Making It Stick
Sticky Web content is the glue Spring-Green has applied to improve the overall relevancy of its content and keep leads coming back to the sites. The franchisee sites feature a glossary and articles on basic lawn and tree care tips, as well as the Knowledge Base, a search tool that scours all of the articles published by Spring-Green and provides quick answers to visitors' questions.
The marketer also offers a series of educational podcasts, called Lawn Talk. At present, the series consists of 16 interviews with Spring-Green Director of Training and Franchise Support Harold Enger; covering topics such as pest control and seasonal lawn care, it can be accessed via Spring-Green's sites, iTunes and RSS feed.
"We've built and optimized that glossary and those podcasts within our local search as well, so it's bringing that franchise owner up into being the local expert," says Young.
Analytics and Action
Although Spring-Green refreshes and posts new content during the down months, it use several tools year-round that help it continuously monitor and track the SEO and paid search campaigns and make sound decisions based upon performance.
"Where you get into really making search effective is studying the analytics and taking action on them," notes Wehr. "So many people have analytics and they look at them, but they don't decipher their meaning and then plan an action step based upon that meaning."
Spring-Green leverages a few of Oneupweb's proprietary tools to measure podcast activity, as well as conversion based upon keywords or specific criteria employed in the natural and paid search campaigns. It also uses Google Analytics to track Web site traffic. And on another level, the marketer conducts a back-end analysis on leads against sales to identify the differences that may be affecting why some markets are closing at higher percentages than others.
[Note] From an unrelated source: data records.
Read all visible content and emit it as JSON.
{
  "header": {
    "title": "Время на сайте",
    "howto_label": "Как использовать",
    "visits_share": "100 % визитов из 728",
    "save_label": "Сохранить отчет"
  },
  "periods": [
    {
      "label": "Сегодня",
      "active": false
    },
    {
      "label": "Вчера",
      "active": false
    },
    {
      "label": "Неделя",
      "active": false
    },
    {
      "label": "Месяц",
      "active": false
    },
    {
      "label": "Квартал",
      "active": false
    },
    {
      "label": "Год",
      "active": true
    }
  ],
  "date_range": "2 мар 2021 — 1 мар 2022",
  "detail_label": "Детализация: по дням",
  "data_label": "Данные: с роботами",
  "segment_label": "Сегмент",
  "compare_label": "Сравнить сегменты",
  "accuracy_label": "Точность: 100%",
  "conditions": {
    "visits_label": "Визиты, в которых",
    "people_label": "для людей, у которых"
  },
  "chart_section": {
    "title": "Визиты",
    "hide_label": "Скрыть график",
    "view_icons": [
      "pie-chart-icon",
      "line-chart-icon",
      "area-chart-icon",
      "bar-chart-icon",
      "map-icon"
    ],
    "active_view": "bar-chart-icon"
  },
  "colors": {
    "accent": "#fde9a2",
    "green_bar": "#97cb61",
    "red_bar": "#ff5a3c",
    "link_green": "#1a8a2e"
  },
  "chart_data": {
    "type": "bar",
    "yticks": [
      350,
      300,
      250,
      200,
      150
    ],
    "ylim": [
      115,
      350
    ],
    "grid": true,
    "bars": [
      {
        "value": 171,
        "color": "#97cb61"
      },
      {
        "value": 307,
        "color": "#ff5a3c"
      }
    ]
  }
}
But Young agrees with Wehr that the challenge is not using the tools to collect data, but responding to the data effectively. "All those things get evaluated, and then we present that information back to our franchise owners and discuss best practices and ways we can improve that next year," explains Young.
The Search for
Social media is a key aspect of Spring-Green's future SEO plans, with a particular focus in the coming year on launching a blog and incorporating marketing activity on Facebook to engage customers at a higher level.
Striking a balance between these new aspects and Spring-Green's current programs is important to Young. "What we don't want to do is have a big social media platform but then lose all the validity and effort that we've put into our local pages. So we want to make sure that they're integrated," he explains.
While Spring-Green has been investing a great deal in paid search, Young sees a strong future in SEO. "With paid, you can make it happen if you spend more money, but I don't know what that looks like three to five years from now," he says. "But I do believe that local search will continue to grow as a channel and become more important to the search engines when we're optimized with all our local content."
And although the Web is not presently driving enough leads to be considered Spring-Green's primary channel, it certainly has made an impressive impact and is continuing to expand its influence. "We've grown from $21 million [in online sales] five years ago to $33 million today," notes Young. "And to be able to see the channel grow and continue to be a big part of our future, and have Oneupweb along with us, has been great."
Marissa Fabris is a freelancer writer based in West Chester, Pa. She profiled Cisco for Target Marketing's January 2008 issue.